* **What is expected**: Your answer should contain each record from the listing, repeated exactly.

* **Data**:
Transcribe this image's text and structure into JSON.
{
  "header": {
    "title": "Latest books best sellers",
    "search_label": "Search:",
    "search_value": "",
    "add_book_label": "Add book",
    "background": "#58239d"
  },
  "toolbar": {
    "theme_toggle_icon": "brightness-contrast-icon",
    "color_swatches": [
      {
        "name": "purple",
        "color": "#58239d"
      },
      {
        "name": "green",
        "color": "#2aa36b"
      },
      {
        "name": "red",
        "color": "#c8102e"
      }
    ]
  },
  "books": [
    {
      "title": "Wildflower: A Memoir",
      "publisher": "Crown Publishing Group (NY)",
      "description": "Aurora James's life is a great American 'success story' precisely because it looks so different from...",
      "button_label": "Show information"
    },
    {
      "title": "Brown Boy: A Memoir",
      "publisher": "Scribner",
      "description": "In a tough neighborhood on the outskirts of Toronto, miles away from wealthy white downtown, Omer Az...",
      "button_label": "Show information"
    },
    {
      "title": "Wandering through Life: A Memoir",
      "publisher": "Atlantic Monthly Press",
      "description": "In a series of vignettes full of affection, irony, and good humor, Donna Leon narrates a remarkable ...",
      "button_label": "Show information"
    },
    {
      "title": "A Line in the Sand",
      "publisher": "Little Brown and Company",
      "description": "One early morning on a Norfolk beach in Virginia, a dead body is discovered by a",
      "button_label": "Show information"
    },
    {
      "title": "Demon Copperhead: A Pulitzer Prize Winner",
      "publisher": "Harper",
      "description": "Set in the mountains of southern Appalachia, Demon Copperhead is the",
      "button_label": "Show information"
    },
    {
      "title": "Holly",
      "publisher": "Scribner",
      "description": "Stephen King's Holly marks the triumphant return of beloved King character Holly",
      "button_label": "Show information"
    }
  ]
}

* **Answer for the task**:
Transcribe this image's text and structure into JSON.
{
  "header": {
    "title": "Latest books best sellers",
    "search_label": "Search:",
    "search_value": "",
    "add_book_label": "Add book",
    "background": "#58239d"
  },
  "toolbar": {
    "theme_toggle_icon": "brightness-contrast-icon",
    "color_swatches": [
      {
        "name": "purple",
        "color": "#58239d"
      },
      {
        "name": "green",
        "color": "#2aa36b"
      },
      {
        "name": "red",
        "color": "#c8102e"
      }
    ]
  },
  "books": [
    {
      "title": "Wildflower: A Memoir",
      "publisher": "Crown Publishing Group (NY)",
      "description": "Aurora James's life is a great American 'success story' precisely because it looks so different from...",
      "button_label": "Show information"
    },
    {
      "title": "Brown Boy: A Memoir",
      "publisher": "Scribner",
      "description": "In a tough neighborhood on the outskirts of Toronto, miles away from wealthy white downtown, Omer Az...",
      "button_label": "Show information"
    },
    {
      "title": "Wandering through Life: A Memoir",
      "publisher": "Atlantic Monthly Press",
      "description": "In a series of vignettes full of affection, irony, and good humor, Donna Leon narrates a remarkable ...",
      "button_label": "Show information"
    },
    {
      "title": "A Line in the Sand",
      "publisher": "Little Brown and Company",
      "description": "One early morning on a Norfolk beach in Virginia, a dead body is discovered by a",
      "button_label": "Show information"
    },
    {
      "title": "Demon Copperhead: A Pulitzer Prize Winner",
      "publisher": "Harper",
      "description": "Set in the mountains of southern Appalachia, Demon Copperhead is the",
      "button_label": "Show information"
    },
    {
      "title": "Holly",
      "publisher": "Scribner",
      "description": "Stephen King's Holly marks the triumphant return of beloved King character Holly",
      "button_label": "Show information"
    }
  ]
}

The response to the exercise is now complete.